“A little learning,” the poet Alexander Pope once wrote, “is a dangerous thing.”
Centuries before Jesus, the philosopher Socrates was sentenced to death for corrupting the youth of Athens with his radical ideas. Since then, regimes with totalitarian aspirations (Nazi Germany comes to mind) have tried to suppress free thought, sometimes through the gathering and burning of books judged to be too subversive.
In Ray Bradbury’s science-fiction classic Fahrenheit 451 — the title is a reference to the temperature at which book pages catch fire — the totalitarian government considers all books to be subversive. After all, who knows what rebellious behavior might be incited by Plato, or Shakespeare, or even The Little Engine That Could? In Bradbury’s dystopian future, “firemen” don’t put out fires, they start them. Books are banned, and the fireman’s mission is to find the stashes and turn them to ashes.

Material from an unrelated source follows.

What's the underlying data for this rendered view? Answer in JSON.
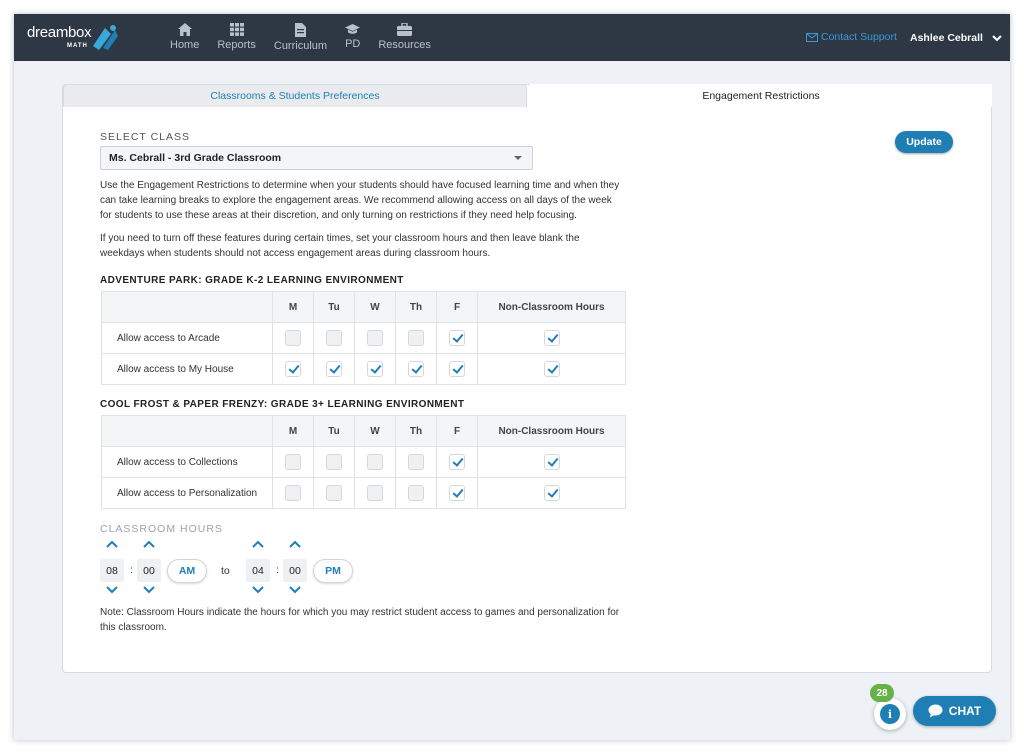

At my house, that would be a big fire. Not to mention my office.
But the book burning Luke describes in Acts 19 was something different. It was a spontaneous and voluntary event, not something imposed by a dictator on an unwilling populace.
It came in the wake of the spiritual fiasco with the sons of Sceva, who had arrogantly tried to use the name of Jesus to cast out an unwilling demon. When the possessed man thrashed the seven would-be exorcists, sending them running into the street naked and bleeding, word got around. People realized that Jesus’ name was not to be taken lightly.
Here’s how the story ends:
Many of those who had come to believe came, confessing their past practices. This included a number of people who practiced sorcery. They collected their sorcery texts and burned them publicly. The value of those materials was calculated at more than someone might make if they worked for one hundred sixty-five years. In this way the Lord’s word grew abundantly and strengthened powerfully. (Acts 19:18-20, CEB)
The textbooks of the day were scrolls, and very expensive to own. As we’ve seen in recent posts, magic or sorcery was a common practice in Ephesus. Many of the scrolls there contained incantations and spells (some have actually been found and preserved in museums). Through these scrolls, wannabe sorcerers hoped to learn the arcane phrases they needed to manipulate the spirits in their favor.
But when the debacle with the sons of Sceva hit the headlines, fear fell on the city. Even the demon who overpowered seven men had shown deference to the name of Jesus; dare the people do less?
What may come as a surprise here is that many of the people who decided to make a bonfire out of their sorcery scrolls were already Christians, people who had heard and received the gospel. It’s not clear whether they were still practicing magic of some kind, but they hadn’t yet given up their sorcery libraries. Chances are, they hadn’t quite given up the sorcerer’s way of thinking yet either: the attitude that says Let’s have God serve us, rather than the other way around.
Luke wants us to understand the significance of their sacrifice, in two ways. First: monetary. The Ephesians had paid handsomely for these scrolls. Luke says they were worth “fifty thousand pieces of silver”; the coins are assumed to be Greek drachmas or Roman denarii, each worth approximately a day’s wages for a laborer. In the translation above, the Common English Bible works that out to 165 years of wages.
Here’s another way to look at it. At the time of this writing, the minimum wage in California is $12 an hour for small businesses. Assuming an 8-hour day, a day’s wages is $96 before taxes. Multiply that by 50,000, and you get a bonfire worth nearly $5 million.
Inflation or no, that’s some serious Ephesian coin.
Second, however, is the spiritual significance of the sacrifice. When they finally and definitively turned their backs on sorcery, the power of the gospel grew in strength among the people.
I don’t know about you, but I don’t happen to have any sorcery books on my shelves; there are no books about magic on my Kindle. I’m guessing you can say the same.
So why should we care about this odd little episode in Acts?
Because even as Christians, we don’t have to be sorcerers to think like sorcerers. God does not exist to do our bidding. Adding the phrase “in Jesus’ name” to the end of a prayer does not automatically obligate God to do what we ask.
But wait — doesn’t Jesus teach his disciples to pray to the Father in his name? Of course. The question, however, is this: in what relationship do we stand to Jesus when we invoke his name to the Father? Are we trading on that name for our purposes, or aligning with his purposes? Are we calling on the name of one we hope will do our bidding, or one whom we love, revere, and worship?
Because it’s only in the latter case that the power of the gospel grows.